Ella Zubec /  Wed, 16 Feb 2022

In December of 2021, the United States’s first ever National Youth Poet Laureate, Amanda Gorman, released her poetry collection titled Call Us What We Carry. The book includes personal reflections on how she weathered COVID-19, like the poem “School’s Out,” which puts a powerful spin on losing your graduation, or “Coda in Code” which gives readers a feel for what it is like to try and comprehend the world with an auditory processing disorder. Additionally, she described the pandemic’s impact on marginalized communities across the globe. Ms. Gorman does a great job of touching on so many key impacts of the coronavirus, and how it is so closely intertwined with the systemic racism that has always been present in our world. She not only spoke for her community, as a Black American, but as well for Indigenous and Asian communities. The book does a full circle and finishes with her poem “The Hill We Climb,” a piece that kick started her career and made her famous. Ms. Gorman is one of the many amazing Black artists whom our generation is blessed with; she has always used her voice to promote justice, and her growing fame to give back.

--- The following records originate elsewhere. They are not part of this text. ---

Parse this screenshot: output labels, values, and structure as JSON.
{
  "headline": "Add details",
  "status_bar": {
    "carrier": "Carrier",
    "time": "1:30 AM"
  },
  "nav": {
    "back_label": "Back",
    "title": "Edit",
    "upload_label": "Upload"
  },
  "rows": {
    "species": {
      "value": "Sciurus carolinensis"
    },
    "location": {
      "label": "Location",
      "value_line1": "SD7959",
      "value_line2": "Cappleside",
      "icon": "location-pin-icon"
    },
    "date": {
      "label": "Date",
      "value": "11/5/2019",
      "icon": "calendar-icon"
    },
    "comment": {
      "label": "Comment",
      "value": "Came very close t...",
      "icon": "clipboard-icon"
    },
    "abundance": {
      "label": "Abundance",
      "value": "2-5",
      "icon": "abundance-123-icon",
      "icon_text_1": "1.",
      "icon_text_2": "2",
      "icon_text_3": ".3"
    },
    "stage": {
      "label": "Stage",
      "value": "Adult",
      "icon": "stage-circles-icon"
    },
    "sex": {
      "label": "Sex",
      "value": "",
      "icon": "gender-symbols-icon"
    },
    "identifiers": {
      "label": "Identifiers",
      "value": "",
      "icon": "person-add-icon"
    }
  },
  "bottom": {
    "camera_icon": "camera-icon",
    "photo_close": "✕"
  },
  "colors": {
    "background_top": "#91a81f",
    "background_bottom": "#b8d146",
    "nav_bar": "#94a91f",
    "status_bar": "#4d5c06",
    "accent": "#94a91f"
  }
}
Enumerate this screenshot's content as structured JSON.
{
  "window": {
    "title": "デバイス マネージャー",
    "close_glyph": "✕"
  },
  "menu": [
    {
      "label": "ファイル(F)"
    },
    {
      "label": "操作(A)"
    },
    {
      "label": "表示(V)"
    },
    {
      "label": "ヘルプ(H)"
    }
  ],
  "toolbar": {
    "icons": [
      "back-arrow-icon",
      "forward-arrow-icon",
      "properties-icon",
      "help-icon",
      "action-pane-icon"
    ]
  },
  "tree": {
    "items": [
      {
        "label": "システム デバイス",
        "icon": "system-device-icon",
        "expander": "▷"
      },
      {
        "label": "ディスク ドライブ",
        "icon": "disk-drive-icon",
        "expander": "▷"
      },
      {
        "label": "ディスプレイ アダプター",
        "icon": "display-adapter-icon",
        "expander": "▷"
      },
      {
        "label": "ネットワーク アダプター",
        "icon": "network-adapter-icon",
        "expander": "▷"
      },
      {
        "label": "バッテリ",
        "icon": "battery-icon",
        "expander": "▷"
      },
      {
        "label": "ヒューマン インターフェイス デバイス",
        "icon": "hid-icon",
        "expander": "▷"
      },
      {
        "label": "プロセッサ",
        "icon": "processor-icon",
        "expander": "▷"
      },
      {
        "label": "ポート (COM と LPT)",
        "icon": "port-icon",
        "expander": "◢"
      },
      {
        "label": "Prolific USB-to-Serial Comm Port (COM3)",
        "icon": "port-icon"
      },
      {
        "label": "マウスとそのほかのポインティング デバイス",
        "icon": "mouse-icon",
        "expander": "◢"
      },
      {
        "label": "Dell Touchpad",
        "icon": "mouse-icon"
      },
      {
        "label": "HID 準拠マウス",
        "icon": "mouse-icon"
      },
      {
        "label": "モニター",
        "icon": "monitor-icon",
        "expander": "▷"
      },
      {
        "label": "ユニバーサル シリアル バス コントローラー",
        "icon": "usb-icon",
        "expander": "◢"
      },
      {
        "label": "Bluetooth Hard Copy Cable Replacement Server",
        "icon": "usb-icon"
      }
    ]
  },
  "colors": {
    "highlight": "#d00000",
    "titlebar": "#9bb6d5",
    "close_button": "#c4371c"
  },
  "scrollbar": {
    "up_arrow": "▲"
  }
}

I encourage you all to take a moment and read Call Us What We Carry.